(RECORDS begins)
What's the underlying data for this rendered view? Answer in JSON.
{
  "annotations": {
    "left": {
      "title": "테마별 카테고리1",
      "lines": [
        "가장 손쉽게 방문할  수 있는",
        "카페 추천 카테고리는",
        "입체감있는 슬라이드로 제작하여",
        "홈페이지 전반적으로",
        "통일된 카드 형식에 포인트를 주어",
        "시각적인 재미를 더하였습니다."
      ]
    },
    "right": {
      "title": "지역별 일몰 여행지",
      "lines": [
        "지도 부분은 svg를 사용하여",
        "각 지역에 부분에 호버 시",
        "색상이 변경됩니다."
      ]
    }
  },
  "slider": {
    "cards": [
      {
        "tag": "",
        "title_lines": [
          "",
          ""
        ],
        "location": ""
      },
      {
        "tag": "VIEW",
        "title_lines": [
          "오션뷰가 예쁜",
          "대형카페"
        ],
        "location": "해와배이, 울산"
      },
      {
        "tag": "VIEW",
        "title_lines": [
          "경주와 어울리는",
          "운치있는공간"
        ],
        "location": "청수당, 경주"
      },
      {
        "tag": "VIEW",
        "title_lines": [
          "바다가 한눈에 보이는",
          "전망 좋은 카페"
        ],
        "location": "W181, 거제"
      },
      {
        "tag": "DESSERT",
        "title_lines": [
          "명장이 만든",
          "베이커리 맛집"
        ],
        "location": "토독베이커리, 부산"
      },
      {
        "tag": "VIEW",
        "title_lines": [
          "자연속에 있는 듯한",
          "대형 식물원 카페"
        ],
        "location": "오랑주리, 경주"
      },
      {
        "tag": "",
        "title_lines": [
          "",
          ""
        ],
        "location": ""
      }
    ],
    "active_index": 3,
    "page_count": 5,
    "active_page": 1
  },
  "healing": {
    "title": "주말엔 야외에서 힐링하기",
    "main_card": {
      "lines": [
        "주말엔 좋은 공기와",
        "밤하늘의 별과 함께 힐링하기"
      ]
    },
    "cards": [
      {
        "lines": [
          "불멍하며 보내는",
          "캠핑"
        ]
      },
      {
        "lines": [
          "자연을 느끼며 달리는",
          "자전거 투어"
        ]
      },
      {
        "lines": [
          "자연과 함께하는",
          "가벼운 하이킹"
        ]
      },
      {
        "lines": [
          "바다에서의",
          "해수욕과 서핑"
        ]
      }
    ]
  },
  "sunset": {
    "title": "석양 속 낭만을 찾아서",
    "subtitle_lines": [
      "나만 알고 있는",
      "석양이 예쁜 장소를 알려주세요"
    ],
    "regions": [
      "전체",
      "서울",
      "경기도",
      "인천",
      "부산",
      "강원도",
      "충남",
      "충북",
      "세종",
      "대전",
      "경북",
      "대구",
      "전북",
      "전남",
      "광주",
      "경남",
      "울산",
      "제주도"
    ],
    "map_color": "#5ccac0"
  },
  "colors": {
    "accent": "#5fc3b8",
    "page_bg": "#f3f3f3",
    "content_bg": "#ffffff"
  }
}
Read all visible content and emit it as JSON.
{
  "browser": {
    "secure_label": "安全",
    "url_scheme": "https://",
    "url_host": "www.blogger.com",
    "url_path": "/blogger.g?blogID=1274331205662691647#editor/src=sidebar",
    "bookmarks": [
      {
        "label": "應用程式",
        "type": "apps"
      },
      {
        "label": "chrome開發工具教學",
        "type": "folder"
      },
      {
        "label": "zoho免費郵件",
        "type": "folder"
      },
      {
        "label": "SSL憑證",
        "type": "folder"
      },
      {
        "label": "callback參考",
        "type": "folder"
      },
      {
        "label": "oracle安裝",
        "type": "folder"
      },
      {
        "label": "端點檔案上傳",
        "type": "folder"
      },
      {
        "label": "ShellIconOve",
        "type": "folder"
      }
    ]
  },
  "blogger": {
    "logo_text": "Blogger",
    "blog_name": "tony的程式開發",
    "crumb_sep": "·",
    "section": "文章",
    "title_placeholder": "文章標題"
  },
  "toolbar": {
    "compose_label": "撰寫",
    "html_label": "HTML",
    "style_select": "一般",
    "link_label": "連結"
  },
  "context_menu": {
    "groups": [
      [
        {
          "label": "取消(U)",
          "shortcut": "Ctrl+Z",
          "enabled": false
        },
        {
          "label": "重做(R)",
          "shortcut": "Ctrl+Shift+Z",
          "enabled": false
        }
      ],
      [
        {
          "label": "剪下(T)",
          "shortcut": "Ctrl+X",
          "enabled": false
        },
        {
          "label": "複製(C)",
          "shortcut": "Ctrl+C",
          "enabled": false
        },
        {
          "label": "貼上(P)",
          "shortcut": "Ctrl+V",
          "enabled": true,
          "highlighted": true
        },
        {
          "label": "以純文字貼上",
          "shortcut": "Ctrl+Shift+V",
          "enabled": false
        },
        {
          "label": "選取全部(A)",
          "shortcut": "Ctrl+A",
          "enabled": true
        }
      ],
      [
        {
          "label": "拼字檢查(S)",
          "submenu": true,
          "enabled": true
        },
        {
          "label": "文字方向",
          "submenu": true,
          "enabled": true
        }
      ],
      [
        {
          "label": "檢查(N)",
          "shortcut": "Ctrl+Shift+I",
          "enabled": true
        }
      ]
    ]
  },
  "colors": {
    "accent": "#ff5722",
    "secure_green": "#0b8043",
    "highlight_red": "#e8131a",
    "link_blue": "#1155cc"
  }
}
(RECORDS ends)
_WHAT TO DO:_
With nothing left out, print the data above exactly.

_RESPONSE BELOW:_
What's the underlying data for this rendered view? Answer in JSON.
{
  "annotations": {
    "left": {
      "title": "테마별 카테고리1",
      "lines": [
        "가장 손쉽게 방문할  수 있는",
        "카페 추천 카테고리는",
        "입체감있는 슬라이드로 제작하여",
        "홈페이지 전반적으로",
        "통일된 카드 형식에 포인트를 주어",
        "시각적인 재미를 더하였습니다."
      ]
    },
    "right": {
      "title": "지역별 일몰 여행지",
      "lines": [
        "지도 부분은 svg를 사용하여",
        "각 지역에 부분에 호버 시",
        "색상이 변경됩니다."
      ]
    }
  },
  "slider": {
    "cards": [
      {
        "tag": "",
        "title_lines": [
          "",
          ""
        ],
        "location": ""
      },
      {
        "tag": "VIEW",
        "title_lines": [
          "오션뷰가 예쁜",
          "대형카페"
        ],
        "location": "해와배이, 울산"
      },
      {
        "tag": "VIEW",
        "title_lines": [
          "경주와 어울리는",
          "운치있는공간"
        ],
        "location": "청수당, 경주"
      },
      {
        "tag": "VIEW",
        "title_lines": [
          "바다가 한눈에 보이는",
          "전망 좋은 카페"
        ],
        "location": "W181, 거제"
      },
      {
        "tag": "DESSERT",
        "title_lines": [
          "명장이 만든",
          "베이커리 맛집"
        ],
        "location": "토독베이커리, 부산"
      },
      {
        "tag": "VIEW",
        "title_lines": [
          "자연속에 있는 듯한",
          "대형 식물원 카페"
        ],
        "location": "오랑주리, 경주"
      },
      {
        "tag": "",
        "title_lines": [
          "",
          ""
        ],
        "location": ""
      }
    ],
    "active_index": 3,
    "page_count": 5,
    "active_page": 1
  },
  "healing": {
    "title": "주말엔 야외에서 힐링하기",
    "main_card": {
      "lines": [
        "주말엔 좋은 공기와",
        "밤하늘의 별과 함께 힐링하기"
      ]
    },
    "cards": [
      {
        "lines": [
          "불멍하며 보내는",
          "캠핑"
        ]
      },
      {
        "lines": [
          "자연을 느끼며 달리는",
          "자전거 투어"
        ]
      },
      {
        "lines": [
          "자연과 함께하는",
          "가벼운 하이킹"
        ]
      },
      {
        "lines": [
          "바다에서의",
          "해수욕과 서핑"
        ]
      }
    ]
  },
  "sunset": {
    "title": "석양 속 낭만을 찾아서",
    "subtitle_lines": [
      "나만 알고 있는",
      "석양이 예쁜 장소를 알려주세요"
    ],
    "regions": [
      "전체",
      "서울",
      "경기도",
      "인천",
      "부산",
      "강원도",
      "충남",
      "충북",
      "세종",
      "대전",
      "경북",
      "대구",
      "전북",
      "전남",
      "광주",
      "경남",
      "울산",
      "제주도"
    ],
    "map_color": "#5ccac0"
  },
  "colors": {
    "accent": "#5fc3b8",
    "page_bg": "#f3f3f3",
    "content_bg": "#ffffff"
  }
}
Read all visible content and emit it as JSON.
{
  "browser": {
    "secure_label": "安全",
    "url_scheme": "https://",
    "url_host": "www.blogger.com",
    "url_path": "/blogger.g?blogID=1274331205662691647#editor/src=sidebar",
    "bookmarks": [
      {
        "label": "應用程式",
        "type": "apps"
      },
      {
        "label": "chrome開發工具教學",
        "type": "folder"
      },
      {
        "label": "zoho免費郵件",
        "type": "folder"
      },
      {
        "label": "SSL憑證",
        "type": "folder"
      },
      {
        "label": "callback參考",
        "type": "folder"
      },
      {
        "label": "oracle安裝",
        "type": "folder"
      },
      {
        "label": "端點檔案上傳",
        "type": "folder"
      },
      {
        "label": "ShellIconOve",
        "type": "folder"
      }
    ]
  },
  "blogger": {
    "logo_text": "Blogger",
    "blog_name": "tony的程式開發",
    "crumb_sep": "·",
    "section": "文章",
    "title_placeholder": "文章標題"
  },
  "toolbar": {
    "compose_label": "撰寫",
    "html_label": "HTML",
    "style_select": "一般",
    "link_label": "連結"
  },
  "context_menu": {
    "groups": [
      [
        {
          "label": "取消(U)",
          "shortcut": "Ctrl+Z",
          "enabled": false
        },
        {
          "label": "重做(R)",
          "shortcut": "Ctrl+Shift+Z",
          "enabled": false
        }
      ],
      [
        {
          "label": "剪下(T)",
          "shortcut": "Ctrl+X",
          "enabled": false
        },
        {
          "label": "複製(C)",
          "shortcut": "Ctrl+C",
          "enabled": false
        },
        {
          "label": "貼上(P)",
          "shortcut": "Ctrl+V",
          "enabled": true,
          "highlighted": true
        },
        {
          "label": "以純文字貼上",
          "shortcut": "Ctrl+Shift+V",
          "enabled": false
        },
        {
          "label": "選取全部(A)",
          "shortcut": "Ctrl+A",
          "enabled": true
        }
      ],
      [
        {
          "label": "拼字檢查(S)",
          "submenu": true,
          "enabled": true
        },
        {
          "label": "文字方向",
          "submenu": true,
          "enabled": true
        }
      ],
      [
        {
          "label": "檢查(N)",
          "shortcut": "Ctrl+Shift+I",
          "enabled": true
        }
      ]
    ]
  },
  "colors": {
    "accent": "#ff5722",
    "secure_green": "#0b8043",
    "highlight_red": "#e8131a",
    "link_blue": "#1155cc"
  }
}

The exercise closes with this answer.